When the Bolsheviks stormed St Petersburg’s Winter Palace in 1917, little did they know that the country’s artistic revolution had already begun.
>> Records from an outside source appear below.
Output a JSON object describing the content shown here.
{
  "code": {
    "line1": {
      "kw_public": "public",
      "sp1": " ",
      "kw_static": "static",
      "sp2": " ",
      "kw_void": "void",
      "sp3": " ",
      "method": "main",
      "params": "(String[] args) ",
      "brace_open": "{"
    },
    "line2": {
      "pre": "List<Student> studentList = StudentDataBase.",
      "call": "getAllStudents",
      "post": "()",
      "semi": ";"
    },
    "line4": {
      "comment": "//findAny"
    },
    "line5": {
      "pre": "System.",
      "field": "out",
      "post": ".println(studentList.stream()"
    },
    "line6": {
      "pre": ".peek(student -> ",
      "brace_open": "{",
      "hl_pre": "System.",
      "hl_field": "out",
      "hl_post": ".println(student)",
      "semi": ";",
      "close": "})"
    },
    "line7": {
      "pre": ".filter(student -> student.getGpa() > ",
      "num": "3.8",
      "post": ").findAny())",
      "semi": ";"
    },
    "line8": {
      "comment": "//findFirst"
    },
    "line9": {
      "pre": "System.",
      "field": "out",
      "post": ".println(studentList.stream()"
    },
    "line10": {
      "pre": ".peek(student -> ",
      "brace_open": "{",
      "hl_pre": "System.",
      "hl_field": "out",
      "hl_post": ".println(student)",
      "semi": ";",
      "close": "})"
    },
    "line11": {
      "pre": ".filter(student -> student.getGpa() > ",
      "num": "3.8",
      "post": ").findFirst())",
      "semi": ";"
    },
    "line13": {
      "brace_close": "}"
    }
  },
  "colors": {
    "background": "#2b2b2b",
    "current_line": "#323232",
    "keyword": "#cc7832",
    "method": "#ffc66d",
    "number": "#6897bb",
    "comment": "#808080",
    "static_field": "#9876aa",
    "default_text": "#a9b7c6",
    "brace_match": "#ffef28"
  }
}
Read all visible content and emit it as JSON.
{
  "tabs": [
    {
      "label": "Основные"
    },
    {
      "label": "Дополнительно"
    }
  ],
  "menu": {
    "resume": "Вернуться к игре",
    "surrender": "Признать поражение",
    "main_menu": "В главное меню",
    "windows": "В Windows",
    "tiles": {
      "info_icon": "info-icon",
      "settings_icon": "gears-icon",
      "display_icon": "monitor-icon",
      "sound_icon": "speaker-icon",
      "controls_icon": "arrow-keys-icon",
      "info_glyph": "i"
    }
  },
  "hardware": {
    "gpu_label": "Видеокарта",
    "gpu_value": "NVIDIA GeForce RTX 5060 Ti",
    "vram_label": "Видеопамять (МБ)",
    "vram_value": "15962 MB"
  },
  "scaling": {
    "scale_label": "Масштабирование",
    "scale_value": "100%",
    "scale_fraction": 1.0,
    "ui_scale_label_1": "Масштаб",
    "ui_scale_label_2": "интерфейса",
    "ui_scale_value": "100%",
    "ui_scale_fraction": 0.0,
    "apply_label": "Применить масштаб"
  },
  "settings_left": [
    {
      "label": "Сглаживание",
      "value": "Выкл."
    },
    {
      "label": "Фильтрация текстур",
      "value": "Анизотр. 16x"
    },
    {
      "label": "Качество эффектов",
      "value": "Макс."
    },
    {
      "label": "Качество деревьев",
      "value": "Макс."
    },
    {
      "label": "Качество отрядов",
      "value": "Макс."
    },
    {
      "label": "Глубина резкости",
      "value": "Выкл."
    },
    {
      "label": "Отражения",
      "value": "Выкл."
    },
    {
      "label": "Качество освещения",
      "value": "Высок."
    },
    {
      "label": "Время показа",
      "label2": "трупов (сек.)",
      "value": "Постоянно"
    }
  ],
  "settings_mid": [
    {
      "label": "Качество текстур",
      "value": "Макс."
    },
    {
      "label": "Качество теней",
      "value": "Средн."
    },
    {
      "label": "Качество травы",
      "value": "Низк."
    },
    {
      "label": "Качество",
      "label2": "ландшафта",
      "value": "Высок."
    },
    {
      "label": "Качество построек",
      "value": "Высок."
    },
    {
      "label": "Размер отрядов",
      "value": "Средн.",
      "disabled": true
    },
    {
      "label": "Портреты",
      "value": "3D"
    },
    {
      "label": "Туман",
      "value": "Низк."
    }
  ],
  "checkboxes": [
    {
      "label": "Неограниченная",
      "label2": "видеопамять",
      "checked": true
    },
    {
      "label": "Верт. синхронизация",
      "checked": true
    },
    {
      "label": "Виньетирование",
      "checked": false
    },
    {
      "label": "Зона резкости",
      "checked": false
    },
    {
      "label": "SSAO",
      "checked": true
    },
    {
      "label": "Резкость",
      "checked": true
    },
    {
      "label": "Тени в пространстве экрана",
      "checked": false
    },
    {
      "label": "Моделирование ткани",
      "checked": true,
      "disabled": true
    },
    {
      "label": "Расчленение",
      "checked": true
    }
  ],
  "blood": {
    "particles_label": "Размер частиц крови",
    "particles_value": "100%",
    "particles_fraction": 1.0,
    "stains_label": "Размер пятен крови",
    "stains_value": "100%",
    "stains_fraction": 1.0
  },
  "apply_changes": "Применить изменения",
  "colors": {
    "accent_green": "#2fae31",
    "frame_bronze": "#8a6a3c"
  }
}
Avant-garde pioneer Kazimir Malevich had stripped his Suprematist art down to its barest essentials with the game-changing Black
Square as early as 1915. However, art and politics were destined to become far more closely intertwined.
Malevich’s own story is tragically typical of the fate of many of the avant-garde figures who initially embraced the brave new world of Soviet art and society: Tim Marlow explains more in this 60-second introduction.
Royal Academy is presenting until April 17 the landmark exhibition Revolution: Russian Art 1917–1932
Past videos on the series: